**Task details**. Every line of the material that mentions the word "Campaign" should be copied out.

**Records to process**.
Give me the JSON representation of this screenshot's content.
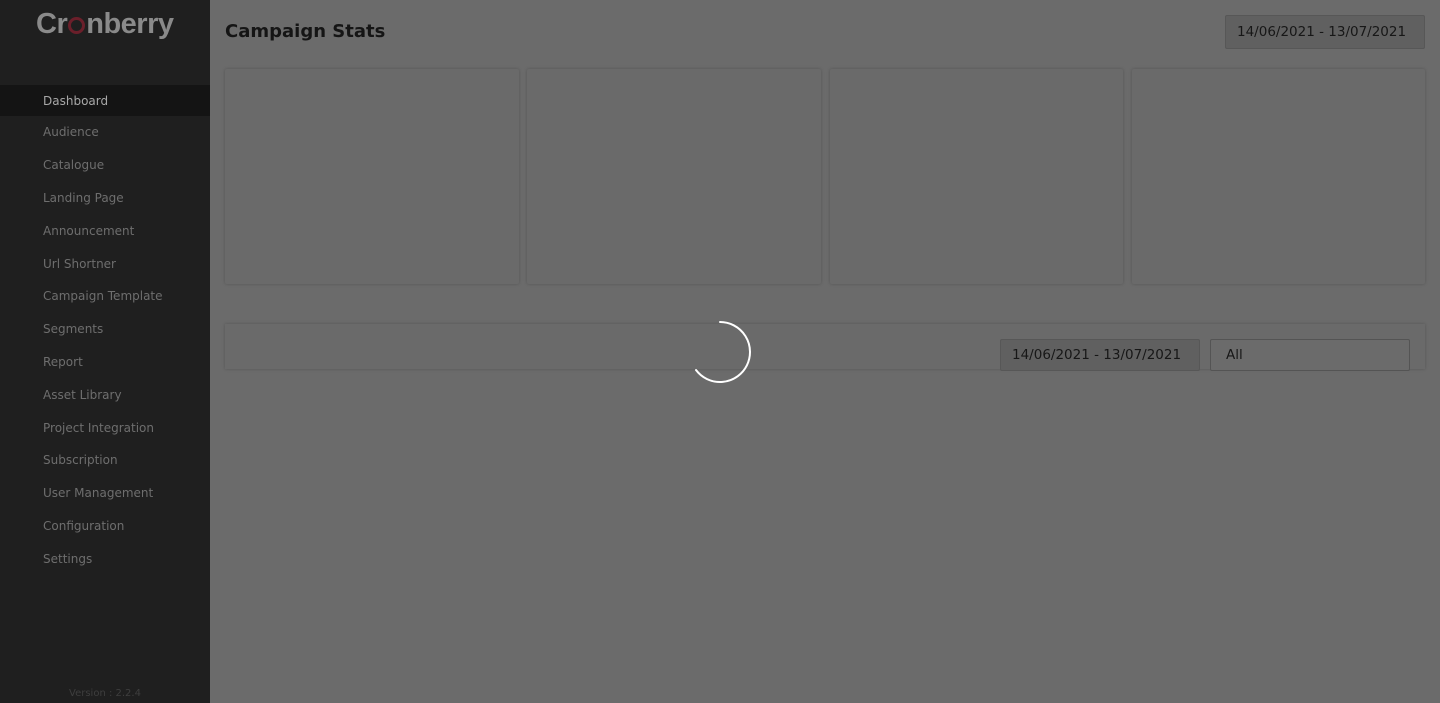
{
  "app": {
    "logo_text_pre": "Cr",
    "logo_text_post": "nberry",
    "version": "Version : 2.2.4"
  },
  "sidebar": {
    "items": [
      {
        "label": "Dashboard",
        "active": true
      },
      {
        "label": "Audience"
      },
      {
        "label": "Catalogue"
      },
      {
        "label": "Landing Page"
      },
      {
        "label": "Announcement"
      },
      {
        "label": "Url Shortner"
      },
      {
        "label": "Campaign Template"
      },
      {
        "label": "Segments"
      },
      {
        "label": "Report"
      },
      {
        "label": "Asset Library"
      },
      {
        "label": "Project Integration"
      },
      {
        "label": "Subscription"
      },
      {
        "label": "User Management"
      },
      {
        "label": "Configuration"
      },
      {
        "label": "Settings"
      }
    ]
  },
  "main": {
    "title": "Campaign Stats",
    "date_range": "14/06/2021 - 13/07/2021",
    "panel": {
      "date_range": "14/06/2021 - 13/07/2021",
      "filter_value": "All"
    }
  },
  "colors": {
    "brand_accent": "#6b1f2a",
    "overlay": "#6b6b6b",
    "sidebar_bg": "#1f1f1f"
  }
}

**Answer for the task**.
        "label": "Campaign Template"
    "title": "Campaign Stats",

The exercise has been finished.